> [Source data]:
%%
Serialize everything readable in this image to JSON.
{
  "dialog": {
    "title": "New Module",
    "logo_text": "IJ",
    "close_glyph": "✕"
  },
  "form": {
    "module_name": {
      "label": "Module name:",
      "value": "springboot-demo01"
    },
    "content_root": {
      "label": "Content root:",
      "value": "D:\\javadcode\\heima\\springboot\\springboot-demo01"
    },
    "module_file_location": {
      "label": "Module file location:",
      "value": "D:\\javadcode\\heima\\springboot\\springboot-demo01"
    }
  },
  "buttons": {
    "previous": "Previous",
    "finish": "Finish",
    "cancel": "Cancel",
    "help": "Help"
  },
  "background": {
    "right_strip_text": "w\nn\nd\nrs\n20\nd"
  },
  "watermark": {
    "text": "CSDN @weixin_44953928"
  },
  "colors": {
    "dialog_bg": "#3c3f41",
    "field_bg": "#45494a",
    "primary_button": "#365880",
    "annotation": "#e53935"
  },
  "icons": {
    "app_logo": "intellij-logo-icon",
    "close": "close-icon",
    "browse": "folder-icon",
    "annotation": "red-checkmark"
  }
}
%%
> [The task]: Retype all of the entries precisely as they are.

> [Task solution]:
Serialize everything readable in this image to JSON.
{
  "dialog": {
    "title": "New Module",
    "logo_text": "IJ",
    "close_glyph": "✕"
  },
  "form": {
    "module_name": {
      "label": "Module name:",
      "value": "springboot-demo01"
    },
    "content_root": {
      "label": "Content root:",
      "value": "D:\\javadcode\\heima\\springboot\\springboot-demo01"
    },
    "module_file_location": {
      "label": "Module file location:",
      "value": "D:\\javadcode\\heima\\springboot\\springboot-demo01"
    }
  },
  "buttons": {
    "previous": "Previous",
    "finish": "Finish",
    "cancel": "Cancel",
    "help": "Help"
  },
  "background": {
    "right_strip_text": "w\nn\nd\nrs\n20\nd"
  },
  "watermark": {
    "text": "CSDN @weixin_44953928"
  },
  "colors": {
    "dialog_bg": "#3c3f41",
    "field_bg": "#45494a",
    "primary_button": "#365880",
    "annotation": "#e53935"
  },
  "icons": {
    "app_logo": "intellij-logo-icon",
    "close": "close-icon",
    "browse": "folder-icon",
    "annotation": "red-checkmark"
  }
}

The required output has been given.